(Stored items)
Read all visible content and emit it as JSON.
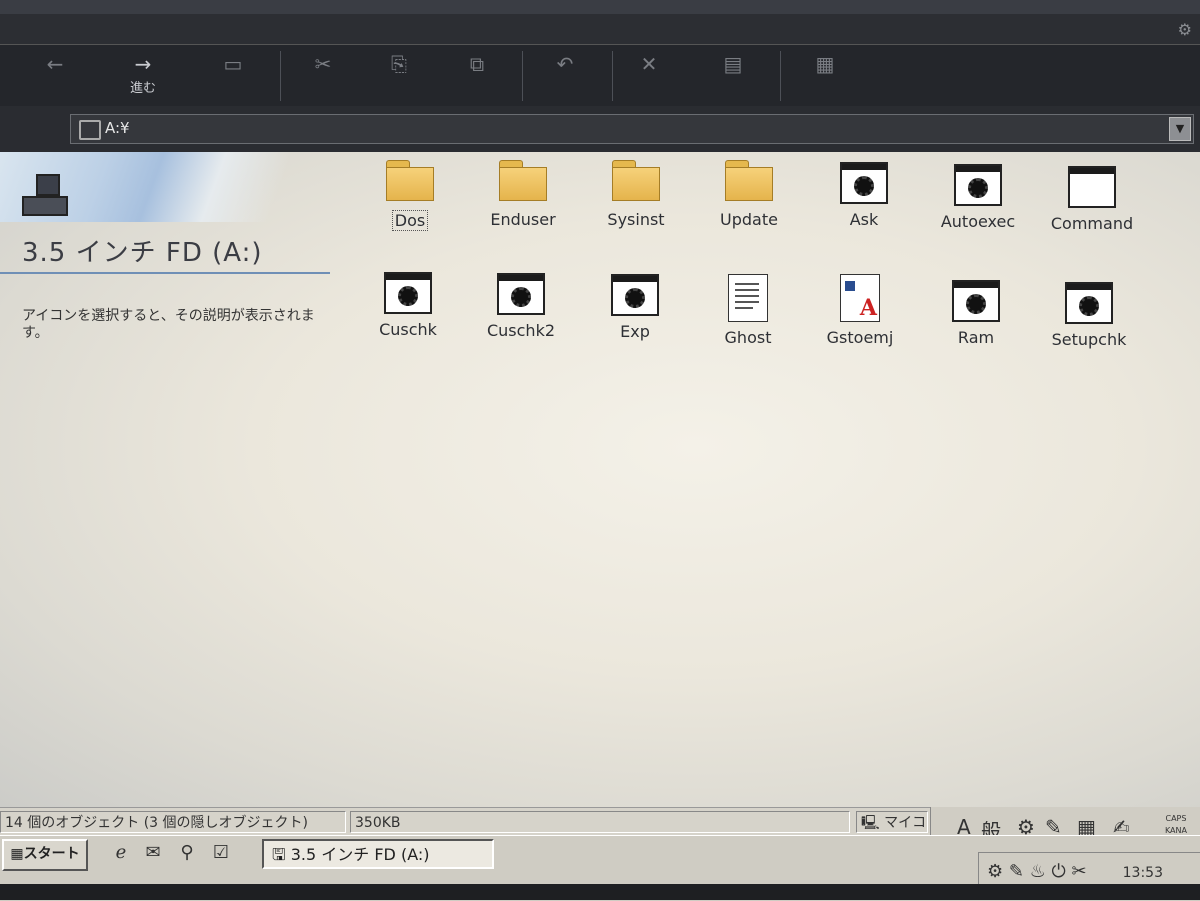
{
  "toolbar": {
    "buttons": [
      {
        "glyph": "←",
        "label": "",
        "icon": "back-arrow-icon"
      },
      {
        "glyph": "→",
        "label": "進む",
        "icon": "forward-arrow-icon"
      },
      {
        "glyph": "▭",
        "label": "",
        "icon": "up-folder-icon"
      },
      {
        "glyph": "✂",
        "label": "",
        "icon": "cut-icon"
      },
      {
        "glyph": "⎘",
        "label": "",
        "icon": "copy-icon"
      },
      {
        "glyph": "⧉",
        "label": "",
        "icon": "paste-icon"
      },
      {
        "glyph": "↶",
        "label": "",
        "icon": "undo-icon"
      },
      {
        "glyph": "✕",
        "label": "",
        "icon": "delete-icon"
      },
      {
        "glyph": "▤",
        "label": "",
        "icon": "properties-icon"
      },
      {
        "glyph": "▦",
        "label": "",
        "icon": "views-icon"
      }
    ]
  },
  "address": {
    "value": "A:¥"
  },
  "sidebar": {
    "title": "3.5 インチ FD (A:)",
    "hint": "アイコンを選択すると、その説明が表示されます。"
  },
  "items": [
    {
      "label": "Dos",
      "type": "folder",
      "selected": true
    },
    {
      "label": "Enduser",
      "type": "folder"
    },
    {
      "label": "Sysinst",
      "type": "folder"
    },
    {
      "label": "Update",
      "type": "folder"
    },
    {
      "label": "Ask",
      "type": "app"
    },
    {
      "label": "Autoexec",
      "type": "app"
    },
    {
      "label": "Command",
      "type": "window"
    },
    {
      "label": "Cuschk",
      "type": "app"
    },
    {
      "label": "Cuschk2",
      "type": "app"
    },
    {
      "label": "Exp",
      "type": "app"
    },
    {
      "label": "Ghost",
      "type": "text"
    },
    {
      "label": "Gstoemj",
      "type": "doc"
    },
    {
      "label": "Ram",
      "type": "app"
    },
    {
      "label": "Setupchk",
      "type": "app"
    }
  ],
  "status": {
    "objects": "14 個のオブジェクト (3 個の隠しオブジェクト)",
    "size": "350KB",
    "zone": "マイコ"
  },
  "ime": {
    "mode": "A",
    "conv": "般",
    "caps": "CAPS",
    "kana": "KANA"
  },
  "taskbar": {
    "start_label": "スタート",
    "task_label": "3.5 インチ FD (A:)",
    "clock": "13:53"
  }
}
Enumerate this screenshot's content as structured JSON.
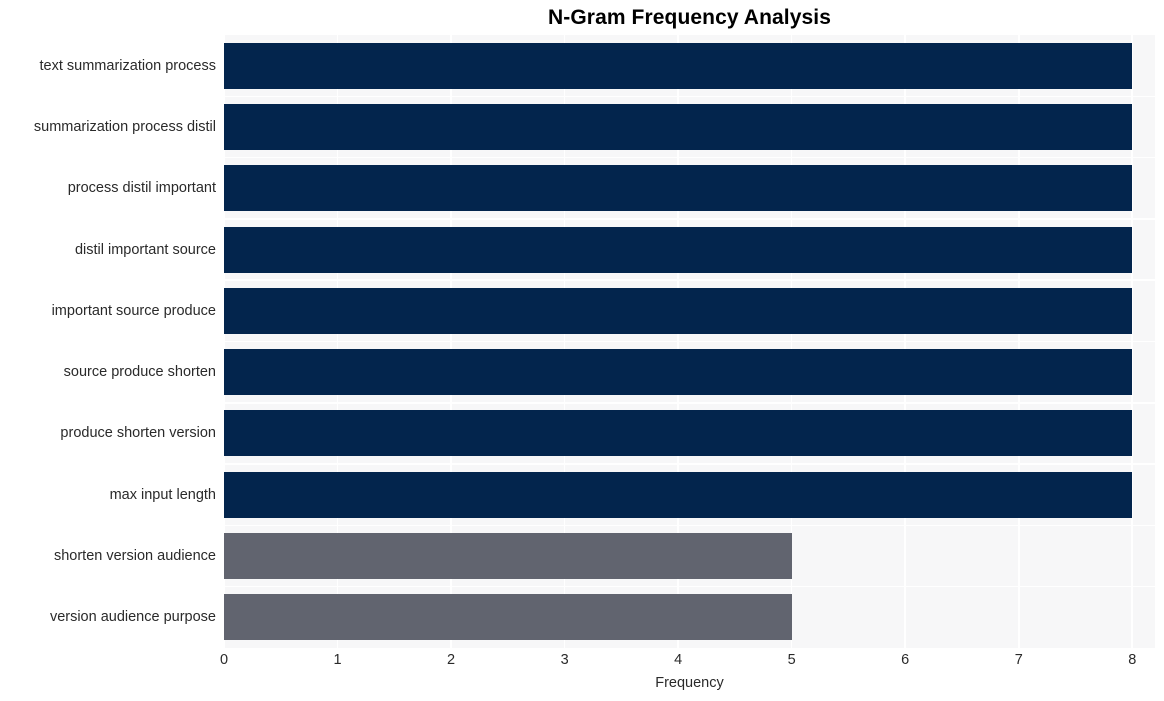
{
  "chart_data": {
    "type": "bar",
    "orientation": "horizontal",
    "title": "N-Gram Frequency Analysis",
    "xlabel": "Frequency",
    "ylabel": "",
    "xlim": [
      0,
      8.2
    ],
    "xticks": [
      0,
      1,
      2,
      3,
      4,
      5,
      6,
      7,
      8
    ],
    "xtick_labels": [
      "0",
      "1",
      "2",
      "3",
      "4",
      "5",
      "6",
      "7",
      "8"
    ],
    "grid": true,
    "legend": "none",
    "categories": [
      "text summarization process",
      "summarization process distil",
      "process distil important",
      "distil important source",
      "important source produce",
      "source produce shorten",
      "produce shorten version",
      "max input length",
      "shorten version audience",
      "version audience purpose"
    ],
    "values": [
      8,
      8,
      8,
      8,
      8,
      8,
      8,
      8,
      5,
      5
    ],
    "bar_colors": [
      "#03254d",
      "#03254d",
      "#03254d",
      "#03254d",
      "#03254d",
      "#03254d",
      "#03254d",
      "#03254d",
      "#61646f",
      "#61646f"
    ]
  },
  "style": {
    "plot_background": "#f7f7f8",
    "page_background": "#ffffff",
    "gridline_color": "#ffffff",
    "primary_bar_color": "#03254d",
    "secondary_bar_color": "#61646f",
    "title_color": "#000000",
    "tick_color": "#2a2a2a"
  }
}
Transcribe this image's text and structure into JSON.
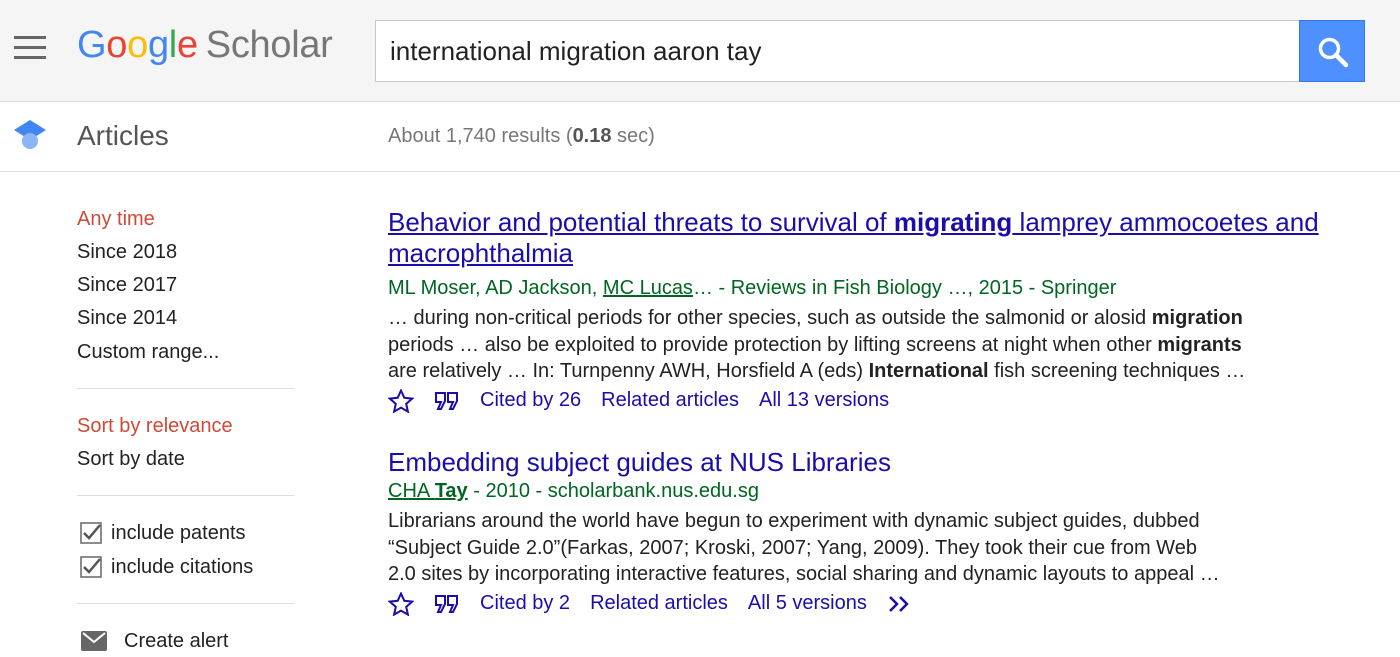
{
  "header": {
    "logo": {
      "g1": "G",
      "o1": "o",
      "o2": "o",
      "g2": "g",
      "l": "l",
      "e": "e",
      "scholar": "Scholar"
    },
    "search": {
      "query": "international migration aaron tay"
    },
    "colors": {
      "search_button": "#4d90fe",
      "link": "#1a0dab",
      "meta_green": "#006621",
      "active_red": "#d14836"
    }
  },
  "subheader": {
    "section": "Articles",
    "stats_prefix": "About 1,740 results (",
    "stats_time": "0.18",
    "stats_suffix": " sec)"
  },
  "sidebar": {
    "time_filters": [
      "Any time",
      "Since 2018",
      "Since 2017",
      "Since 2014",
      "Custom range..."
    ],
    "sort_options": [
      "Sort by relevance",
      "Sort by date"
    ],
    "include_patents": "include patents",
    "include_citations": "include citations",
    "create_alert": "Create alert"
  },
  "results": [
    {
      "title_line1_pre": "Behavior and potential threats to survival of ",
      "title_line1_bold": "migrating",
      "title_line1_post": " lamprey ammocoetes and",
      "title_line2": "macrophthalmia",
      "meta_authors": "ML Moser, AD Jackson, ",
      "meta_author_link": "MC Lucas",
      "meta_rest": "… - Reviews in Fish Biology …, 2015 - Springer",
      "snippet": {
        "l1_pre": "… during non-critical periods for other species, such as outside the salmonid or alosid ",
        "l1_bold": "migration",
        "l2_pre": "periods … also be exploited to provide protection by lifting screens at night when other ",
        "l2_bold": "migrants",
        "l3_pre": "are relatively … In: Turnpenny AWH, Horsfield A (eds) ",
        "l3_bold": "International",
        "l3_post": " fish screening techniques …"
      },
      "cited_by": "Cited by 26",
      "related": "Related articles",
      "versions": "All 13 versions"
    },
    {
      "title": "Embedding subject guides at NUS Libraries",
      "meta_author_pre": "CHA ",
      "meta_author_bold": "Tay",
      "meta_rest": " - 2010 - scholarbank.nus.edu.sg",
      "snippet": {
        "l1": "Librarians around the world have begun to experiment with dynamic subject guides, dubbed",
        "l2": "“Subject Guide 2.0”(Farkas, 2007; Kroski, 2007; Yang, 2009). They took their cue from Web",
        "l3": "2.0 sites by incorporating interactive features, social sharing and dynamic layouts to appeal …"
      },
      "cited_by": "Cited by 2",
      "related": "Related articles",
      "versions": "All 5 versions"
    }
  ]
}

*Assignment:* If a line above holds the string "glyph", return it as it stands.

*Result of this exercise:*
        "glyph": "←",
        "glyph": "→",
        "glyph": "▭",
        "glyph": "✂",
        "glyph": "⎘",
        "glyph": "⧉",
        "glyph": "↶",
        "glyph": "✕",
        "glyph": "▤",
        "glyph": "▦",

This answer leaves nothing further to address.